:: Extracted records

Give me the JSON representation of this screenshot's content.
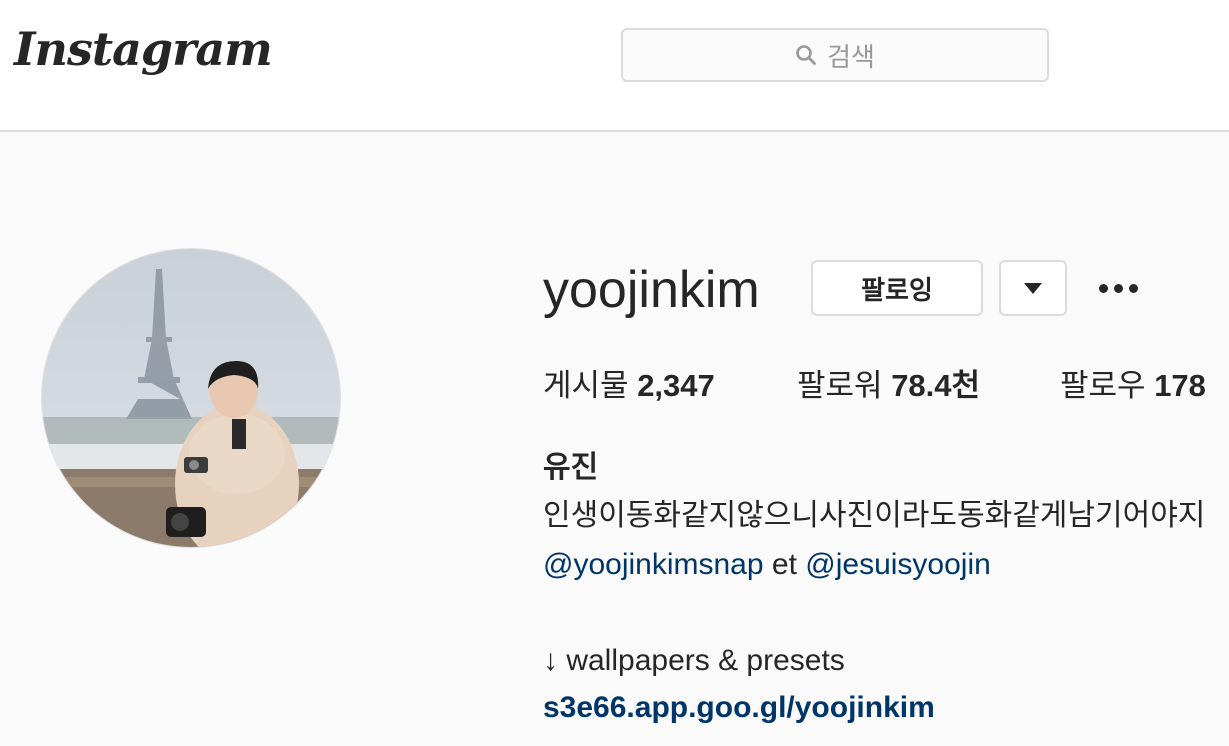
{
  "header": {
    "logo_text": "Instagram",
    "search_placeholder": "검색"
  },
  "profile": {
    "username": "yoojinkim",
    "follow_label": "팔로잉",
    "stats": {
      "posts_label": "게시물",
      "posts_value": "2,347",
      "followers_label": "팔로워",
      "followers_value": "78.4천",
      "following_label": "팔로우",
      "following_value": "178"
    },
    "full_name": "유진",
    "bio_line1": "인생이동화같지않으니사진이라도동화같게남기어야지",
    "bio_mention1": "@yoojinkimsnap",
    "bio_conjunction": "et",
    "bio_mention2": "@jesuisyoojin",
    "bio_line3": "↓ wallpapers & presets",
    "website": "s3e66.app.goo.gl/yoojinkim"
  },
  "colors": {
    "link": "#003569",
    "border": "#dbdbdb",
    "background": "#fafafa"
  }
}
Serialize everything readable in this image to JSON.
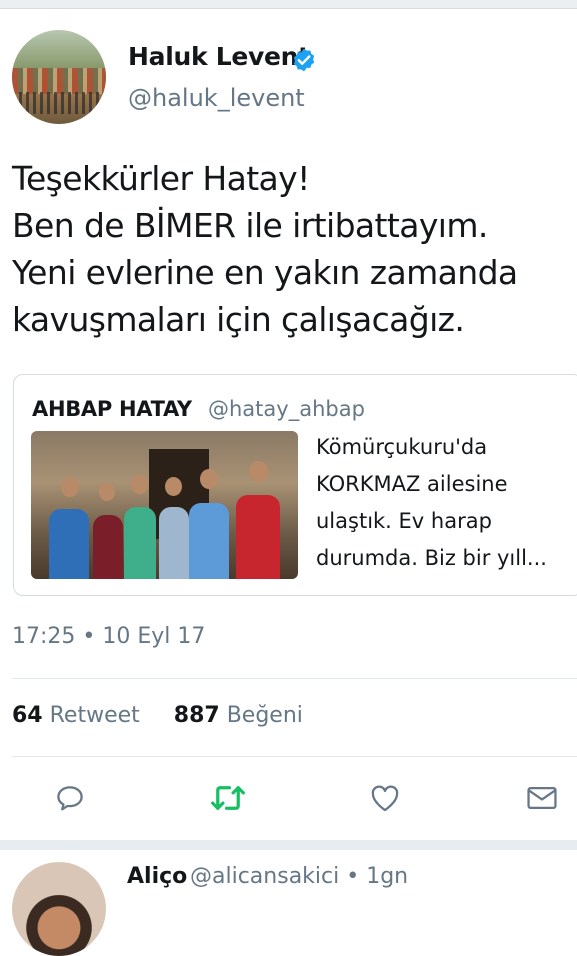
{
  "tweet": {
    "display_name": "Haluk Levent",
    "handle": "@haluk_levent",
    "text_lines": [
      "Teşekkürler Hatay!",
      "Ben de BİMER ile irtibattayım.",
      "Yeni evlerine en yakın zamanda",
      "kavuşmaları için çalışacağız."
    ],
    "timestamp": "17:25 • 10 Eyl 17"
  },
  "quoted_tweet": {
    "display_name": "AHBAP HATAY",
    "handle": "@hatay_ahbap",
    "text_lines": [
      "Kömürçukuru'da",
      "KORKMAZ ailesine",
      "ulaştık. Ev harap",
      "durumda. Biz bir yıll..."
    ]
  },
  "stats": {
    "retweets_count": "64",
    "retweets_label": "Retweet",
    "likes_count": "887",
    "likes_label": "Beğeni"
  },
  "actions": {
    "reply_icon": "reply-icon",
    "retweet_icon": "retweet-icon",
    "like_icon": "heart-icon",
    "dm_icon": "envelope-icon"
  },
  "reply": {
    "display_name": "Aliço",
    "handle_time": "@alicansakici • 1gn"
  },
  "colors": {
    "verified": "#1da1f2",
    "retweet_green": "#17bf63",
    "secondary_text": "#657786",
    "divider": "#e1e8ed"
  }
}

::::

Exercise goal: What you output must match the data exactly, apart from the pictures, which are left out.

Answer space:
Give me the JSON representation of this screenshot's content.
{
  "header": {
    "logo_text": "Instagram",
    "search_placeholder": "검색"
  },
  "profile": {
    "username": "yoojinkim",
    "follow_label": "팔로잉",
    "stats": {
      "posts_label": "게시물",
      "posts_value": "2,347",
      "followers_label": "팔로워",
      "followers_value": "78.4천",
      "following_label": "팔로우",
      "following_value": "178"
    },
    "full_name": "유진",
    "bio_line1": "인생이동화같지않으니사진이라도동화같게남기어야지",
    "bio_mention1": "@yoojinkimsnap",
    "bio_conjunction": "et",
    "bio_mention2": "@jesuisyoojin",
    "bio_line3": "↓ wallpapers & presets",
    "website": "s3e66.app.goo.gl/yoojinkim"
  },
  "colors": {
    "link": "#003569",
    "border": "#dbdbdb",
    "background": "#fafafa"
  }
}
Serialize everything readable in this image to JSON.
{
  "tweet": {
    "display_name": "Haluk Levent",
    "handle": "@haluk_levent",
    "text_lines": [
      "Teşekkürler Hatay!",
      "Ben de BİMER ile irtibattayım.",
      "Yeni evlerine en yakın zamanda",
      "kavuşmaları için çalışacağız."
    ],
    "timestamp": "17:25 • 10 Eyl 17"
  },
  "quoted_tweet": {
    "display_name": "AHBAP HATAY",
    "handle": "@hatay_ahbap",
    "text_lines": [
      "Kömürçukuru'da",
      "KORKMAZ ailesine",
      "ulaştık. Ev harap",
      "durumda. Biz bir yıll..."
    ]
  },
  "stats": {
    "retweets_count": "64",
    "retweets_label": "Retweet",
    "likes_count": "887",
    "likes_label": "Beğeni"
  },
  "actions": {
    "reply_icon": "reply-icon",
    "retweet_icon": "retweet-icon",
    "like_icon": "heart-icon",
    "dm_icon": "envelope-icon"
  },
  "reply": {
    "display_name": "Aliço",
    "handle_time": "@alicansakici • 1gn"
  },
  "colors": {
    "verified": "#1da1f2",
    "retweet_green": "#17bf63",
    "secondary_text": "#657786",
    "divider": "#e1e8ed"
  }
}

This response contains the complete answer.